[Data excerpts]

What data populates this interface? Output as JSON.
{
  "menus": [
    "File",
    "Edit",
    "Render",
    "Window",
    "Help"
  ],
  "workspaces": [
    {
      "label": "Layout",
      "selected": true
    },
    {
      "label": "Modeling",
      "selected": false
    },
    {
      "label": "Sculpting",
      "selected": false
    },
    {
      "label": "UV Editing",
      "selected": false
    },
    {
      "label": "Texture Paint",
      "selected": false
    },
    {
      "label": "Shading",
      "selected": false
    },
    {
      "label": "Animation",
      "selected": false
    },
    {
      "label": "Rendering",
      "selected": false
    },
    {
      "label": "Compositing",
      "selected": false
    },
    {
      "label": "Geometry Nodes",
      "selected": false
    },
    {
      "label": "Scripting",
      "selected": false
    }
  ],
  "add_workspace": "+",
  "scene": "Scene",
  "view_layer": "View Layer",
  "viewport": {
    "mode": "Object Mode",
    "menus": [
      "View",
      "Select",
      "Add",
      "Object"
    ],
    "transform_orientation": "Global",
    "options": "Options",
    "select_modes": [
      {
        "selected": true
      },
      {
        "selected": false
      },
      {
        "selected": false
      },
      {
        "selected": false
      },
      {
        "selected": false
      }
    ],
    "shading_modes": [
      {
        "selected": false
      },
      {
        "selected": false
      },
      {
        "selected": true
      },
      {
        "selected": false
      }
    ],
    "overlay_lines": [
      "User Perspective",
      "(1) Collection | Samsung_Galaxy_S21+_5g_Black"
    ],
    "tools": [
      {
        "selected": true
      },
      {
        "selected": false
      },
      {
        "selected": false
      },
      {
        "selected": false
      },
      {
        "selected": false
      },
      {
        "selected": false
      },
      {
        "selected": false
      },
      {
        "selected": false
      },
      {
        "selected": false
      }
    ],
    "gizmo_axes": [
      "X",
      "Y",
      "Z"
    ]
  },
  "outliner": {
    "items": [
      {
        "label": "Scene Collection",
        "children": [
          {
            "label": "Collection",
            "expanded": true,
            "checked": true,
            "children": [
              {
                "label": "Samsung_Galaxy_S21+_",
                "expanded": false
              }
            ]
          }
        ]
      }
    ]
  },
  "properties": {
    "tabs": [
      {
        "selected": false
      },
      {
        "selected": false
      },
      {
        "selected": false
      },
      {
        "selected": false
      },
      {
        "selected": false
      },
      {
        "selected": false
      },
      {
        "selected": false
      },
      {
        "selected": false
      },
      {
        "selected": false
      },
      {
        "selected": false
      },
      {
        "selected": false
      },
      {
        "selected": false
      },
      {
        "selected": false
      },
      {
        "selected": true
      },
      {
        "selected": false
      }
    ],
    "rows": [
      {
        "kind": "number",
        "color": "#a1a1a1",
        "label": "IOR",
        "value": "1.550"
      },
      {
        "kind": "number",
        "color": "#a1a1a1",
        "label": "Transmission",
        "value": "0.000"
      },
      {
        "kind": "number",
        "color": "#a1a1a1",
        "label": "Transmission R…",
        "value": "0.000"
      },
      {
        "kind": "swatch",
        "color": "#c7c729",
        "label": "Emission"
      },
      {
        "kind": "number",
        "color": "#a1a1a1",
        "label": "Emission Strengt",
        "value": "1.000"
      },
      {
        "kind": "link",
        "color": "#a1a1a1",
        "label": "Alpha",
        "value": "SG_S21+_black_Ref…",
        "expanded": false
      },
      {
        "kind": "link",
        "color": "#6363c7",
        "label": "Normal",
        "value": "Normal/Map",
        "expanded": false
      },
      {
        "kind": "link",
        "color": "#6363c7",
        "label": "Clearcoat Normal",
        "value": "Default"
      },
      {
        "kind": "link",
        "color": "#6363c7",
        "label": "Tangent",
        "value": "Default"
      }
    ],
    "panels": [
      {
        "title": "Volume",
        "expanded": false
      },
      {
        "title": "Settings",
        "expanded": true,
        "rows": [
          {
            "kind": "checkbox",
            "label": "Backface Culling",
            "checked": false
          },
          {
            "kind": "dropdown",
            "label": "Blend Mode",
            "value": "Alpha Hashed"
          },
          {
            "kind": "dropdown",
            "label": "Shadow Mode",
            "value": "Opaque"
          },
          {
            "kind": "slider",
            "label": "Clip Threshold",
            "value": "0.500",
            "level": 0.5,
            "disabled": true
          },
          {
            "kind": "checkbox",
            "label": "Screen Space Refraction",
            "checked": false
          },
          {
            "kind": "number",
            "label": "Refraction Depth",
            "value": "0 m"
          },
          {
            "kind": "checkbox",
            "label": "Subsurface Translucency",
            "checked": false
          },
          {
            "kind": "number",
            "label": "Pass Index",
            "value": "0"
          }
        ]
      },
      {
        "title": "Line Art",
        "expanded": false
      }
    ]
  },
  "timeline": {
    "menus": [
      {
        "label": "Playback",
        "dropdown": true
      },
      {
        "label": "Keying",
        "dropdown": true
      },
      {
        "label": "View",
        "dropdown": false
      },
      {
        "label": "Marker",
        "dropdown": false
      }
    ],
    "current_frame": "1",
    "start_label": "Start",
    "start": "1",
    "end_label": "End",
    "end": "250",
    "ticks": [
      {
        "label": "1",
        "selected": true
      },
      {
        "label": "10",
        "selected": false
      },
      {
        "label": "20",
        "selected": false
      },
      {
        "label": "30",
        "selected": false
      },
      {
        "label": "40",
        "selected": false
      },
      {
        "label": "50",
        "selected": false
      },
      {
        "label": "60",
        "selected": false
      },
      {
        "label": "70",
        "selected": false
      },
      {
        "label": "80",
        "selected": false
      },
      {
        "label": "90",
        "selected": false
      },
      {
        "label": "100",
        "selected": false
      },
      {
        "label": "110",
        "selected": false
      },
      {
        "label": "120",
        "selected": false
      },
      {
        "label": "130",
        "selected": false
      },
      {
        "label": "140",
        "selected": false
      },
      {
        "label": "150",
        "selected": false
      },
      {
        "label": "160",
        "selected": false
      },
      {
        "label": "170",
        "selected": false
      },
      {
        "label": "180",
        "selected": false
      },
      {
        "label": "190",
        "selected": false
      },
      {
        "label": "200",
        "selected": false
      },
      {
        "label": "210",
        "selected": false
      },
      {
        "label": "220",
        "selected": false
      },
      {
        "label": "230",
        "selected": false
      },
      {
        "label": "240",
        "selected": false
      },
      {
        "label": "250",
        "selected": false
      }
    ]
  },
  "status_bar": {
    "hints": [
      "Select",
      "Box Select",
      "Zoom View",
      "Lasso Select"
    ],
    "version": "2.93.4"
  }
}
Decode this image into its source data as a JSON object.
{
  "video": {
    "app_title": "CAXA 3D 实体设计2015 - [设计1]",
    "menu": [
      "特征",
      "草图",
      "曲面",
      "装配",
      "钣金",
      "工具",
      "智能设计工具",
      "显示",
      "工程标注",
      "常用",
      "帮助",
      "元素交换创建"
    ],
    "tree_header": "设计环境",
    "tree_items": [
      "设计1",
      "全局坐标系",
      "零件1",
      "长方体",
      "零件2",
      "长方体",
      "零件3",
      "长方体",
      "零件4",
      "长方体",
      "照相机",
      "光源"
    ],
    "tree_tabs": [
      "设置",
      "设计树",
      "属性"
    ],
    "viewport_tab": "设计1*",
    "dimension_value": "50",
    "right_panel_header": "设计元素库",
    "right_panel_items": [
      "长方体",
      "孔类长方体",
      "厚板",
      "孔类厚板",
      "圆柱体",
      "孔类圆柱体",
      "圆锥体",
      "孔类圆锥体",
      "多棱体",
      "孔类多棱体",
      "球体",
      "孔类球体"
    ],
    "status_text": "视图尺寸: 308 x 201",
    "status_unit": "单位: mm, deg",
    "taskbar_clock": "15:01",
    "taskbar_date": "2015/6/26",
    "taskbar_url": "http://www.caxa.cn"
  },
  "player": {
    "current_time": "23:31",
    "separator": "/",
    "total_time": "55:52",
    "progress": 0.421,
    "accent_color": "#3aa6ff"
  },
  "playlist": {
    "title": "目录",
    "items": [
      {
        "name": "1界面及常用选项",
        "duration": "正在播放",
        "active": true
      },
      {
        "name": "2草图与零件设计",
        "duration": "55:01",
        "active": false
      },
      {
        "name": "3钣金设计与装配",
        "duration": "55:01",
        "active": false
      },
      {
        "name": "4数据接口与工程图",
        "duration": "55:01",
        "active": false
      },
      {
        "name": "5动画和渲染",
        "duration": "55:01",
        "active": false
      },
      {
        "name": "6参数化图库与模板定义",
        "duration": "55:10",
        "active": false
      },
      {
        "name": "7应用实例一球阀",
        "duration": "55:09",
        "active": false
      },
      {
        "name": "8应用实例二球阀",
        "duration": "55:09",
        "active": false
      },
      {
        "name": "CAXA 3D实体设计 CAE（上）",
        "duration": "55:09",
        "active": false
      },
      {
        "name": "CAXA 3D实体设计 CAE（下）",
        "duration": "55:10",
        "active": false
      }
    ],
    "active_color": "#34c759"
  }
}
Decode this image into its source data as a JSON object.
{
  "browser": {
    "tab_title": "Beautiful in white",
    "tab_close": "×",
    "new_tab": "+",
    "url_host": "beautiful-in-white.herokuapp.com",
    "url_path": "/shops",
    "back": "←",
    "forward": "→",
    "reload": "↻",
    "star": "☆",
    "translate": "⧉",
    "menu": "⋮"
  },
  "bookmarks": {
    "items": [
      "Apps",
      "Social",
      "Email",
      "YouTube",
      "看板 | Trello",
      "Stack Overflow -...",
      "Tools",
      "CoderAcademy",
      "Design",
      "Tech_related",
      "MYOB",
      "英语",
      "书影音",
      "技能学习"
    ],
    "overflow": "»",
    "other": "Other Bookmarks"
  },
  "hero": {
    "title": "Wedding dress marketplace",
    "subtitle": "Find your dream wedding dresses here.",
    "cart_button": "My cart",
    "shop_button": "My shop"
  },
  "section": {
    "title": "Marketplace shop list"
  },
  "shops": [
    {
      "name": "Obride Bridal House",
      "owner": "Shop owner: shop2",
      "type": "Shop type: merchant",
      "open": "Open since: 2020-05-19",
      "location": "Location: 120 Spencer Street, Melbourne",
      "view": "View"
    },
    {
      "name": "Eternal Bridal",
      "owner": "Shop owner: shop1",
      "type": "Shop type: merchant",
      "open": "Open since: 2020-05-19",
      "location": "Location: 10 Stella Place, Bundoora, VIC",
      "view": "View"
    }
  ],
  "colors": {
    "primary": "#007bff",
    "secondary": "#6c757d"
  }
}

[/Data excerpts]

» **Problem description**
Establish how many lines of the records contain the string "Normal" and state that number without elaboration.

» **The answer**
3